Crossing Hong Kong’s Harbour

By John Batten The very first art objects mass-exported from China to buyers in Europe, Asia and the Ottoman Empire were designed-to-order, ceramic and porcelain chinoiserie items, often purely utilitarian: crockery dinner sets, jars and storage urns. In the 18th century worldwide trade expanded due to growing demand, sturdier ships and established trading routes. Canton, as Guangzhou was then known, was China’s only port open for foreign trade, and encouraged by the success of the porcelain trade the earliest China Trade paintings were created there. This established the practice for visiting European traders and military personnel to buy or commission a painting as a souvenir of their visit or an export product. Executed by Chinese artisan painters, China Trade paintings were completed in a western landscape painting style, often naive and using rudimentary perspective. The paintings focused on depicting Canton life, including factories, trading houses, foreign diplomatic quarters, landscape scenes and visiting ships – subjects that appealed to Europeans. The monopoly on British trade with India and China held by the British East India Company for more than two centuries ended …

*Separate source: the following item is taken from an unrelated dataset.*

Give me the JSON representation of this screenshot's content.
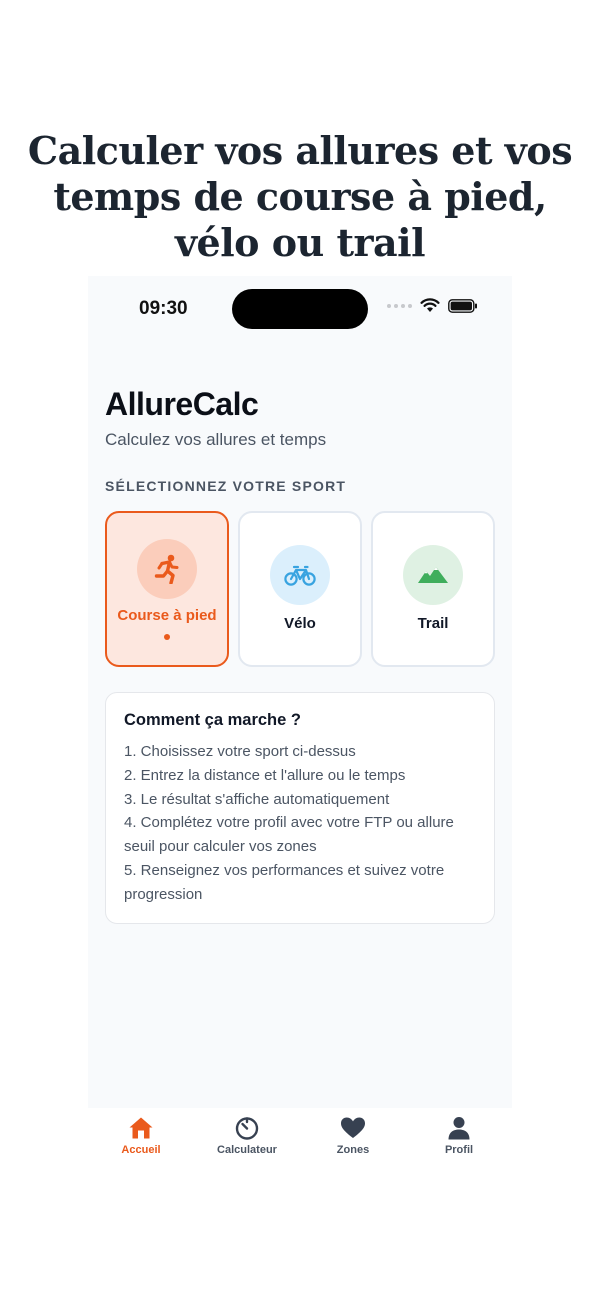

Andrew Luk

Practice de Sarthe Gallery Hong Kong Sep 2 – 9, 2017 John Batten Andrew Luk’s short exhibition Practice was the culmination of the Hong Kong artist’s month-long summer residency at de Sarthe Gallery. Given a large section of the gallery to use as a working studio, Luk collected a range of material to produce mixed-media installation pieces, some directly integrating with different physical parts of the gallery. The result was an exhibition with a rawness that was embellished by the finished beauty of the wall-based pieces (his Horizon Scan and Catalyst Kit series), alongside experimentations that successfully moved from studio idea to resolved sculptural form. The main installation Black Square Problem Setting (we’re talking about practice) references Russian artist Kazimir Malevich’s minimal painting Black Square (1915), which, radically for the time, was free from all content. Malevich commented: “I transformed myself in the zero of form and emerged from nothing to creation, that is, to Suprematism, the new realism in painting, to non-objective creation.” Luk evolves Malevich’s idea, literally putting the audience back into the picture by building a functional …

Ha Bik Chuen 夏碧泉

Ha Bik Chuen’s Archive of Determination By John Batten For over 50 years, Hong Kong artist Ha Bik Chuen (1925-2009) built a large collection of art exhibition catalogues, art books, magazines, and clippings from newspapers and other printed matter. Often accompanied by his wife or children, Ha also photographed every art exhibition he visited, and his photographic archive comprises hundreds of boxes of prints, contact sheets and negatives. Now known as the Ha Bik Chuen Archive and featuring thousands of individual pieces, it is a historical collection of Hong Kong art and Ha’s resources, a glimpse of past international art trends and a personal record of Hong Kong’s art scene between the 1960s and 2000s. The collection was formerly housed in Ha’s crowded home and its rooftop in Shim Luen Street, To Kwa Wan, where his family kept everything intact after his death, as he wished. It has now been boxed and relocated to a Fo Tan industrial unit where the Asia Art Archive began a three-year project in 2016, funded by the Hong Kong …